--- START ---

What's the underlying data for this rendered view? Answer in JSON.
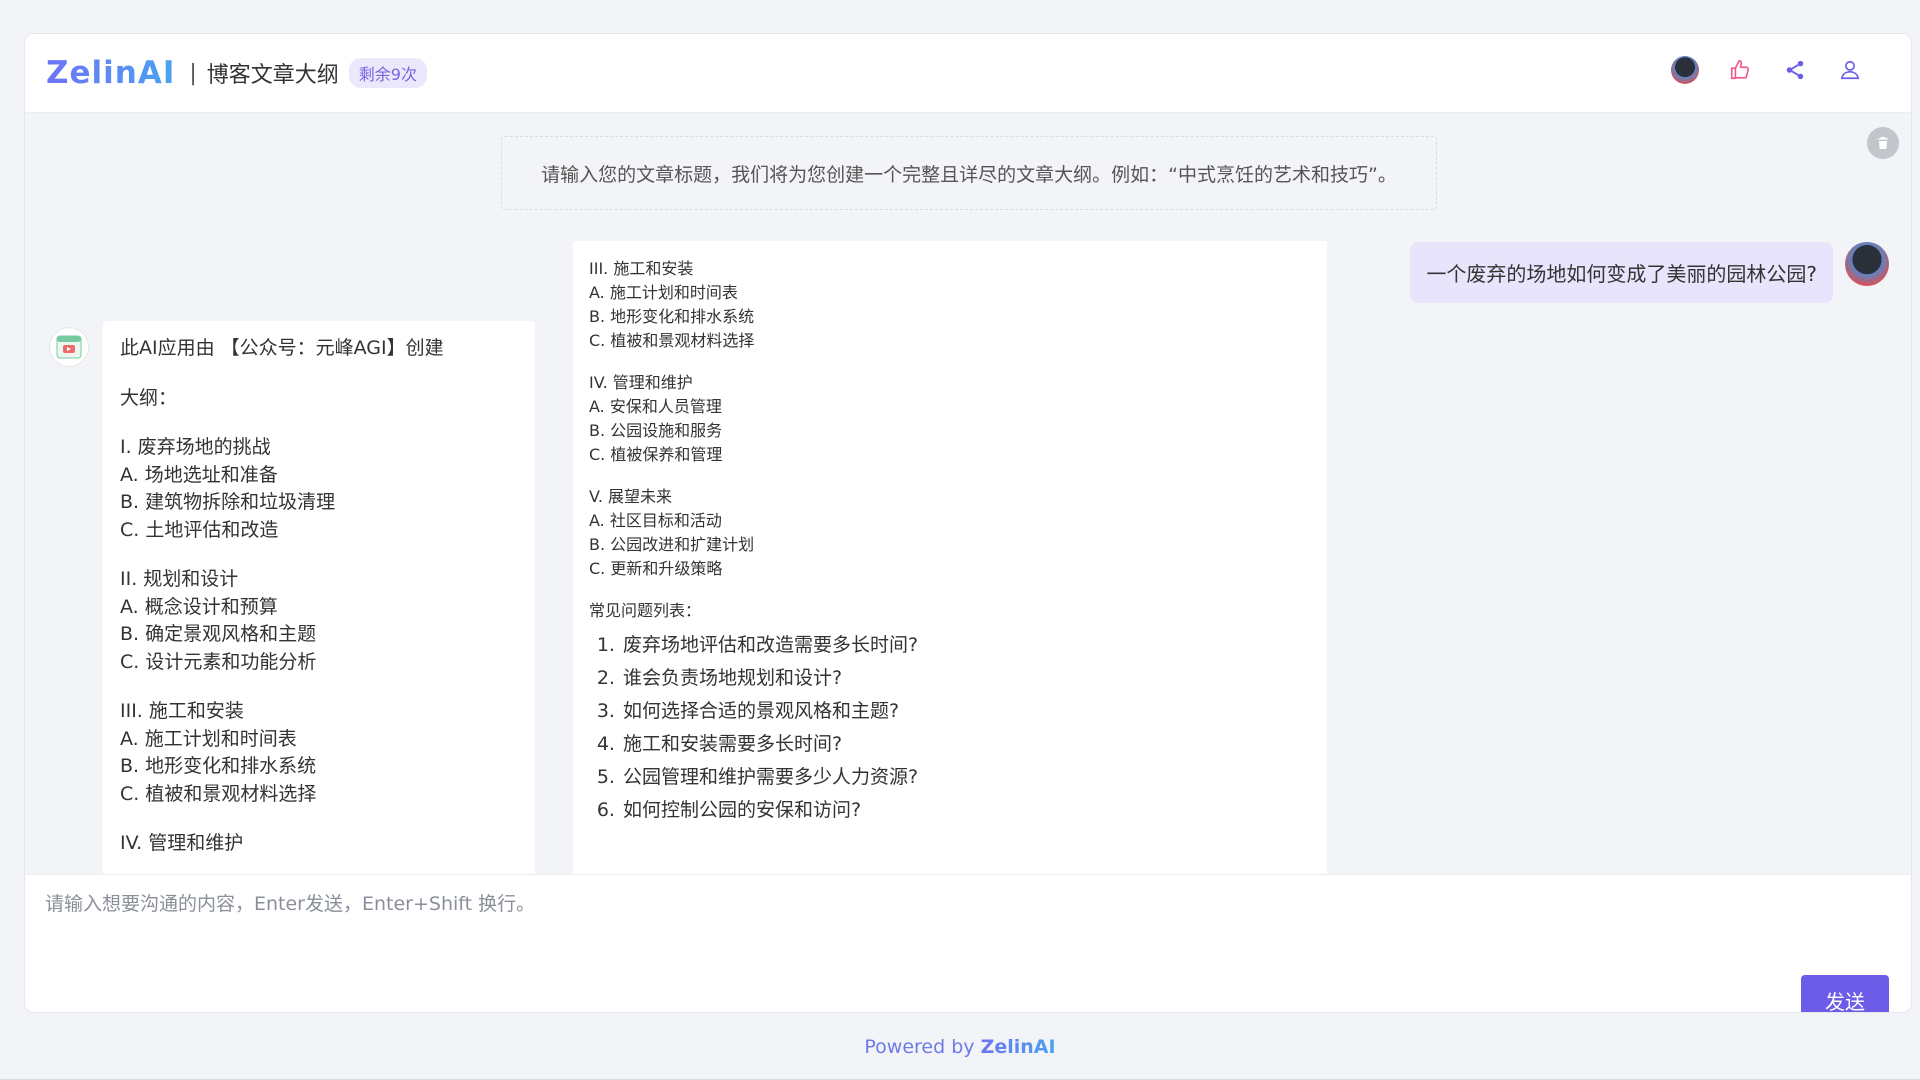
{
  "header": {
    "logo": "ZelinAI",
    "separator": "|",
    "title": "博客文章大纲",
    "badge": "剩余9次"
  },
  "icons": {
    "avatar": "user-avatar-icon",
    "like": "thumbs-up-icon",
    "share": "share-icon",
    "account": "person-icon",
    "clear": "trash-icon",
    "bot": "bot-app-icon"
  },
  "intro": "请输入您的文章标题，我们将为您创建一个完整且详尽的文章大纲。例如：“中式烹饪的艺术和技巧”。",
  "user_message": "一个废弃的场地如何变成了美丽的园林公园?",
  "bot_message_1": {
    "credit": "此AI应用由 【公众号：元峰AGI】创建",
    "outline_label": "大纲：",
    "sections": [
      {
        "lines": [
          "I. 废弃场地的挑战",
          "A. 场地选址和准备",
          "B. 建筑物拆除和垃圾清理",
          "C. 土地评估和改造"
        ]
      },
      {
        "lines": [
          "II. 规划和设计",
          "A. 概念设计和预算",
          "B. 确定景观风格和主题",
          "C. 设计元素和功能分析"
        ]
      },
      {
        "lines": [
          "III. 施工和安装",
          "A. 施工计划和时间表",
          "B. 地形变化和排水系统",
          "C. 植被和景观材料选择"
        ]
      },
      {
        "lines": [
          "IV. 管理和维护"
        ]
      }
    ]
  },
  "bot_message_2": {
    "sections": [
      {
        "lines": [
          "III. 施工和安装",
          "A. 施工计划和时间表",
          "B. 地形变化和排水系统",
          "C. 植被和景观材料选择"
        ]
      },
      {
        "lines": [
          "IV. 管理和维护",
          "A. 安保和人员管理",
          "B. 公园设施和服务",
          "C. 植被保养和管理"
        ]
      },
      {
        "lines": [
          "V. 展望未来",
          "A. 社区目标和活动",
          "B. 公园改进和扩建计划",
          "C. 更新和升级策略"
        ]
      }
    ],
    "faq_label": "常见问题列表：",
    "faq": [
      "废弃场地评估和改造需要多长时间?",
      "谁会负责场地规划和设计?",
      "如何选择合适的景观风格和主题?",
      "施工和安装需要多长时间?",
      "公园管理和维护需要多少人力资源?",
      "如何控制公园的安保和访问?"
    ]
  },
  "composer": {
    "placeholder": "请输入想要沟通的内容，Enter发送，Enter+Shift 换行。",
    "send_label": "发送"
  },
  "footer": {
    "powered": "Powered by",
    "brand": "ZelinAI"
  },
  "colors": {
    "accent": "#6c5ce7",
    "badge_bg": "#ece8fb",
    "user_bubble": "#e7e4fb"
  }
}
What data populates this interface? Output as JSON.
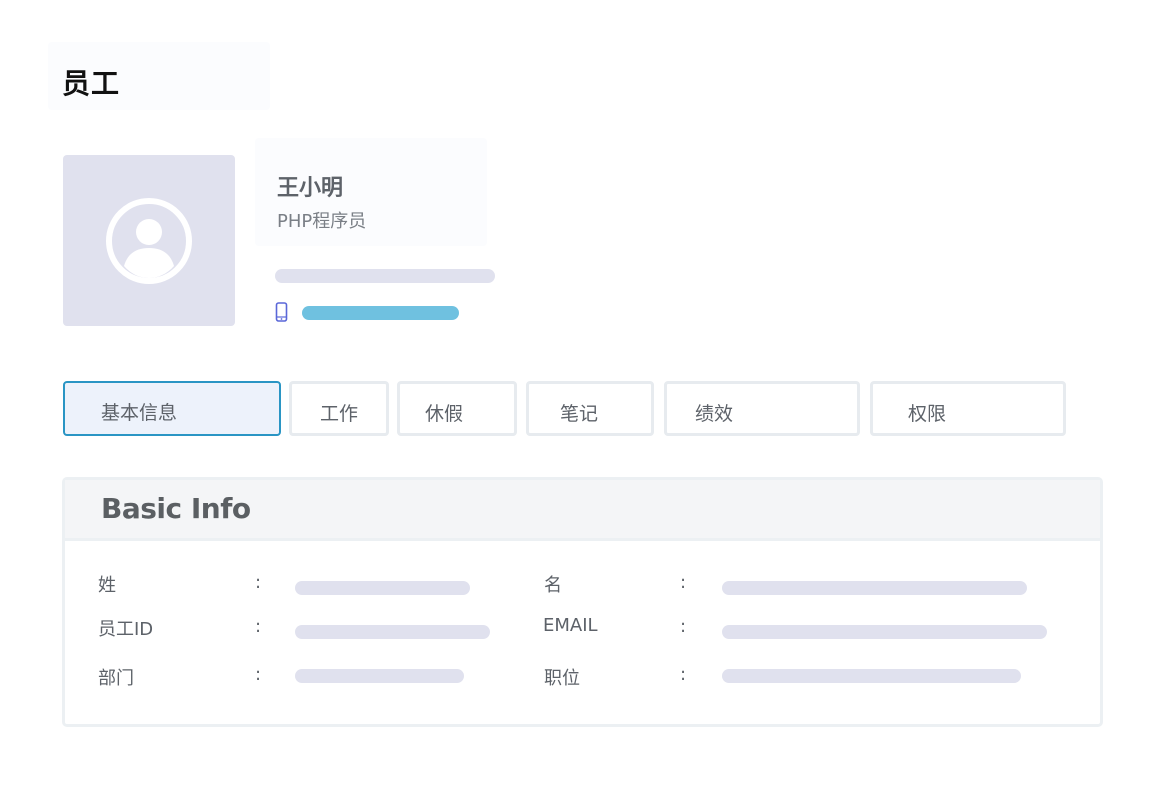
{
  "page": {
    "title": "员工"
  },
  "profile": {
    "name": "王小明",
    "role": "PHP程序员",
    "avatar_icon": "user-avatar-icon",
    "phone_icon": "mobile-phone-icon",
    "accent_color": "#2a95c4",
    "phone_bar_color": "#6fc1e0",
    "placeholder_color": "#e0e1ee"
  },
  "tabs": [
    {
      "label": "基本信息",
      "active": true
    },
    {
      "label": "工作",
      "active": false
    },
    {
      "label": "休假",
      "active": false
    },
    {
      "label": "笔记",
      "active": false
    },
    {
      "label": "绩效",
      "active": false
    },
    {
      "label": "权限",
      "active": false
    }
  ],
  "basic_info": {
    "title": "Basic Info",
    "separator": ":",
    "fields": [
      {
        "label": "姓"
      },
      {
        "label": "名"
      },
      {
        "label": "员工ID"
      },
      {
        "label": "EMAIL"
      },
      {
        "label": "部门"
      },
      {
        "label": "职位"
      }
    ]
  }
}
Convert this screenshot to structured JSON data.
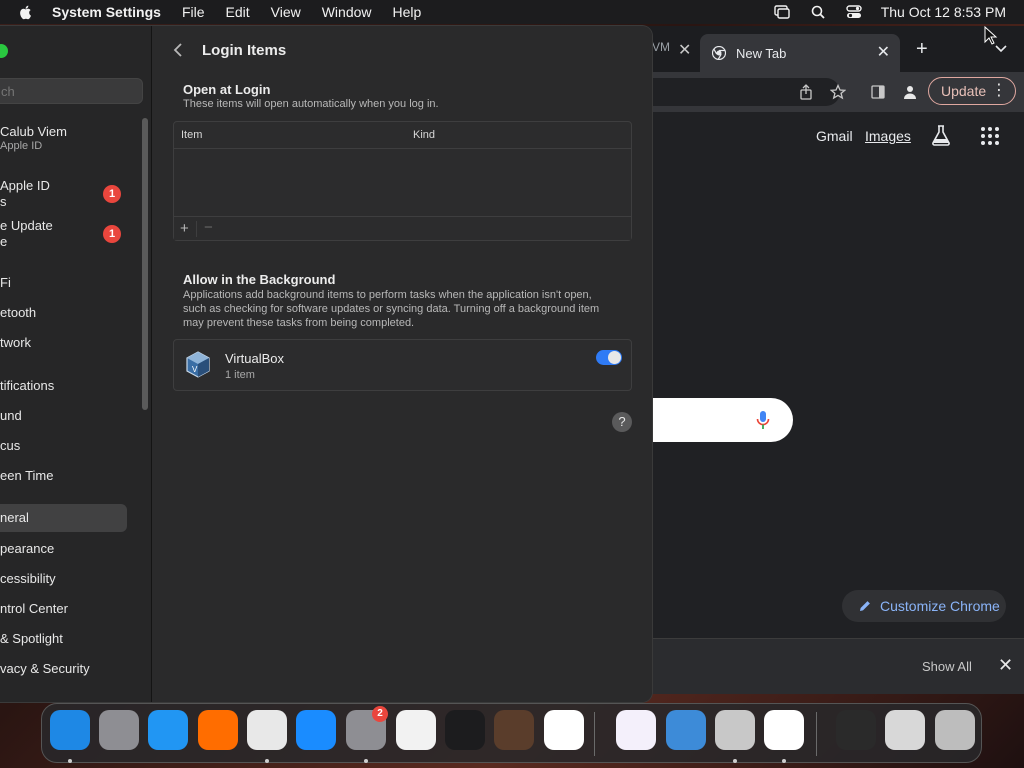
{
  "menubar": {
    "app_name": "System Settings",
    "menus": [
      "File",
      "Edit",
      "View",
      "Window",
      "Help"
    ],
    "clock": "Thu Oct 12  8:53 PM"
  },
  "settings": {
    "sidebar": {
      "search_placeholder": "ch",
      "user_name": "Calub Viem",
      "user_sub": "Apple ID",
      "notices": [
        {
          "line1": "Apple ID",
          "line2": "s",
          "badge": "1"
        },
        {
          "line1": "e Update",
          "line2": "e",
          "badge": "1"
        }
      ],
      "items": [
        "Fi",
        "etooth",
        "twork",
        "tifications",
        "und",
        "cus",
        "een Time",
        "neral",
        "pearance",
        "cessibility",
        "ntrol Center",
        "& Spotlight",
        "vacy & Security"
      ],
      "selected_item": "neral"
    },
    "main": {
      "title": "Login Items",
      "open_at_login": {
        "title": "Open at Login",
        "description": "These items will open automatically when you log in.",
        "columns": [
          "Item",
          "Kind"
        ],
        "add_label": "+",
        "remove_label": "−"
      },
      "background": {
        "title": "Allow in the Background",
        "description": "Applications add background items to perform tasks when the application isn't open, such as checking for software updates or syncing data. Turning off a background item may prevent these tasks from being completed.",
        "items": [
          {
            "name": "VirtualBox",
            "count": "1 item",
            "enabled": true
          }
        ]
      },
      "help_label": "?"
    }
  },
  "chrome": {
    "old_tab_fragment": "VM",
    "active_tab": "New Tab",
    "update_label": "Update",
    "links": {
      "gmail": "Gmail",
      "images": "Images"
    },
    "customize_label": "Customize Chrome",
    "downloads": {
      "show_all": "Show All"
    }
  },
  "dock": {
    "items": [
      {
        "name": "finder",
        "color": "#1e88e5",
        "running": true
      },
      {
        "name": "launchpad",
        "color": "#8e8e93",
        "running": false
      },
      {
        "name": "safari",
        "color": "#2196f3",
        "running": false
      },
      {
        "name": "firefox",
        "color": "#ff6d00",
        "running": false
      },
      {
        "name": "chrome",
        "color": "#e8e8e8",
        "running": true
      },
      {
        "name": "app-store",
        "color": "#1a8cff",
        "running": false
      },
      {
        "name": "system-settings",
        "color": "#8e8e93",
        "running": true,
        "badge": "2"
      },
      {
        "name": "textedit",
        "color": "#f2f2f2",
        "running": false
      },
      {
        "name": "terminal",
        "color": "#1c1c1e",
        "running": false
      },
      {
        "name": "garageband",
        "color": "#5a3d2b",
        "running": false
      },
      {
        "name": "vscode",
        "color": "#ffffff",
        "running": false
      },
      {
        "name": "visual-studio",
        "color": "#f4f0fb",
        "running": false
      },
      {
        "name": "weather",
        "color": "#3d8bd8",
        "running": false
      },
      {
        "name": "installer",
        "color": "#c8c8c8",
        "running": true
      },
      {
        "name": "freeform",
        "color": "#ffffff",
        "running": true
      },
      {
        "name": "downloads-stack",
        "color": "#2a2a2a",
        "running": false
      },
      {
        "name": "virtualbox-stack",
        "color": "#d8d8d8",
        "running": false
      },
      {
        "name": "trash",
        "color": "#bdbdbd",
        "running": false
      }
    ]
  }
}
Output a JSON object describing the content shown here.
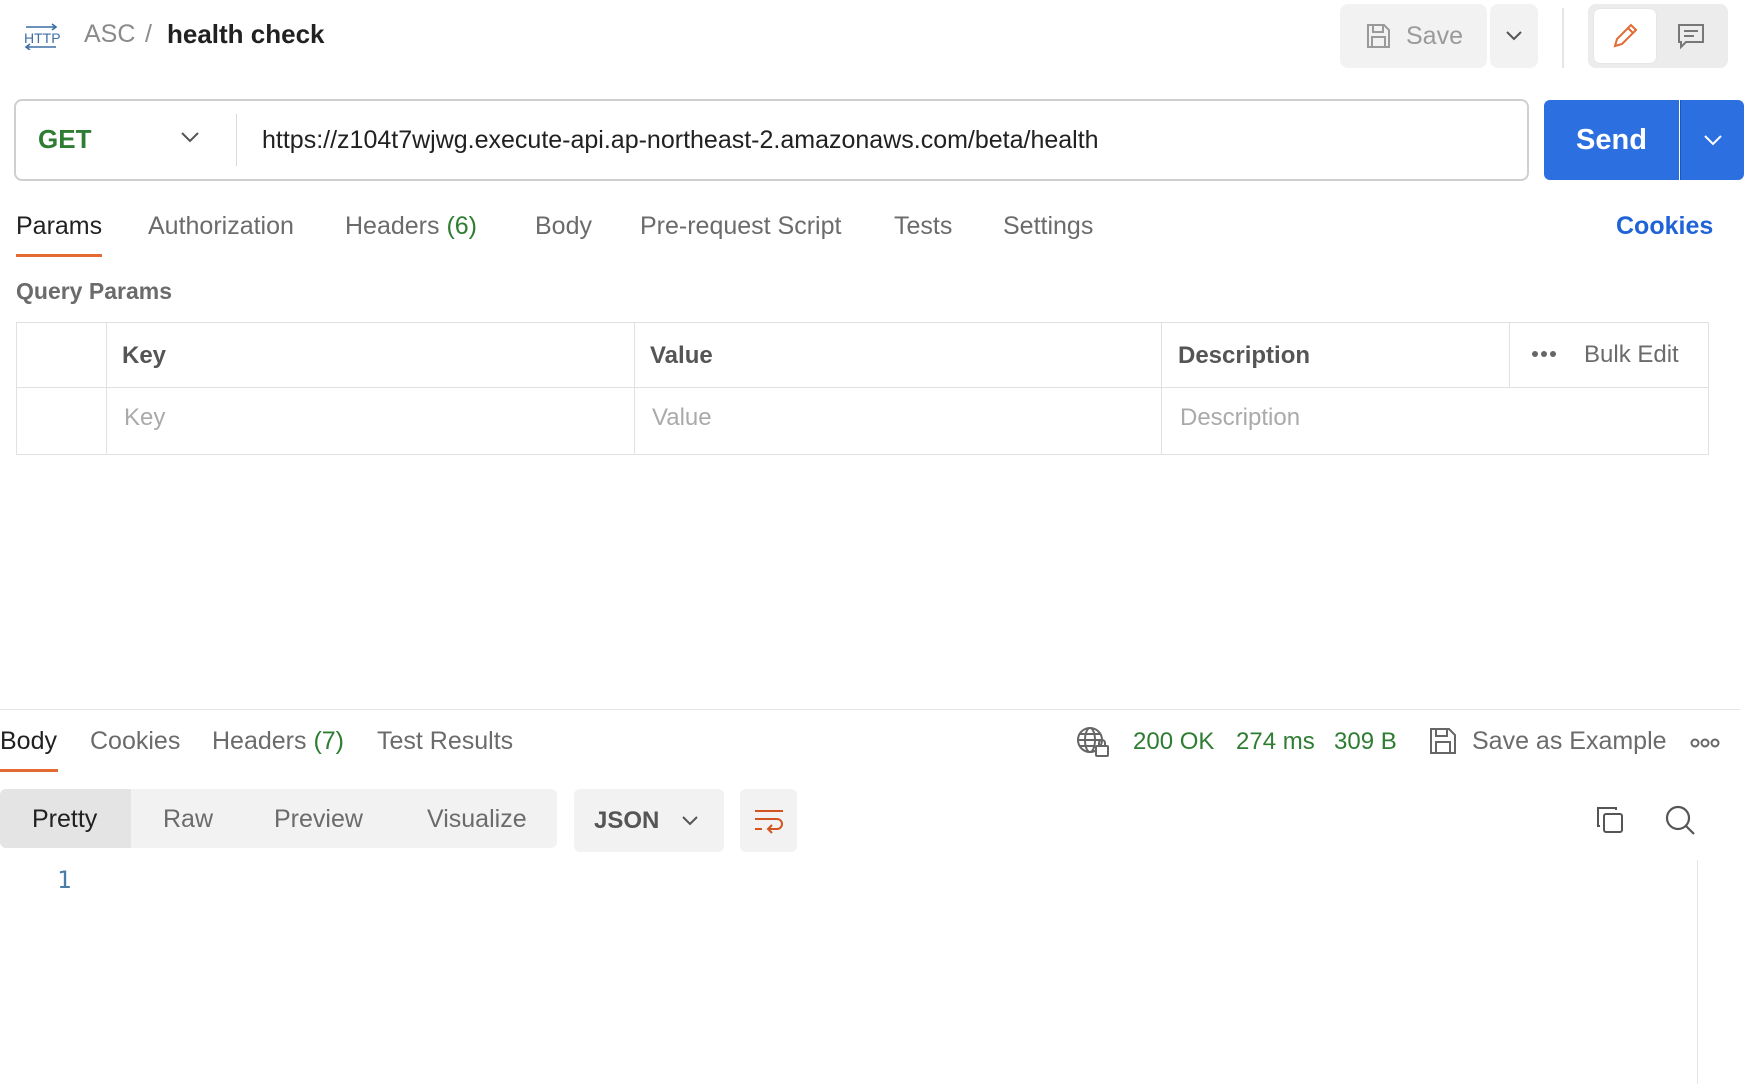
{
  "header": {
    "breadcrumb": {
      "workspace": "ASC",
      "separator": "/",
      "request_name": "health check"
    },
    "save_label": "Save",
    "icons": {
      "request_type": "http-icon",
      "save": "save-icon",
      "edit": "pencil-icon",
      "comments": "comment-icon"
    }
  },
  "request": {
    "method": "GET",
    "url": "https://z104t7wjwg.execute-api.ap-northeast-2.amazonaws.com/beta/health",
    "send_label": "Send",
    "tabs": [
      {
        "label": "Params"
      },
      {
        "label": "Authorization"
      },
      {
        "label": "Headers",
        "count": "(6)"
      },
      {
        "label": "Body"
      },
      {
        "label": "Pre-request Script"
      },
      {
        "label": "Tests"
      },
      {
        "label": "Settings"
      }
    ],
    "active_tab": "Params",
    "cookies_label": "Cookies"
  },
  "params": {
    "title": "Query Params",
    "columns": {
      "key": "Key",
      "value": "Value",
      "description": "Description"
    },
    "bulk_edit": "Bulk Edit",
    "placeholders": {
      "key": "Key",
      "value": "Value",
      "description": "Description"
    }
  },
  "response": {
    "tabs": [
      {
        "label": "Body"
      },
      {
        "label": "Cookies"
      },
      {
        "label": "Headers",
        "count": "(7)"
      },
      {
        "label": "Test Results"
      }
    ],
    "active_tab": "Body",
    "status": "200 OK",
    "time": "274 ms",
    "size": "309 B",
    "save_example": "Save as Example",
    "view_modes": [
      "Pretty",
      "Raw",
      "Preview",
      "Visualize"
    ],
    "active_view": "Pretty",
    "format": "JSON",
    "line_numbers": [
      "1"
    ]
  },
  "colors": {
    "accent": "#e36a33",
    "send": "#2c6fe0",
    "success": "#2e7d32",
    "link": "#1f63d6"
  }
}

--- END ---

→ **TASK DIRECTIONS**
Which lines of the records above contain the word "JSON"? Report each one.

→ **REPLY TO THE EXERCISE**
What's the underlying data for this rendered view? Answer in JSON.
What data populates this interface? Output as JSON.
Convert this screenshot to structured JSON data.
Output a JSON object describing the content shown here.
    "format": "JSON",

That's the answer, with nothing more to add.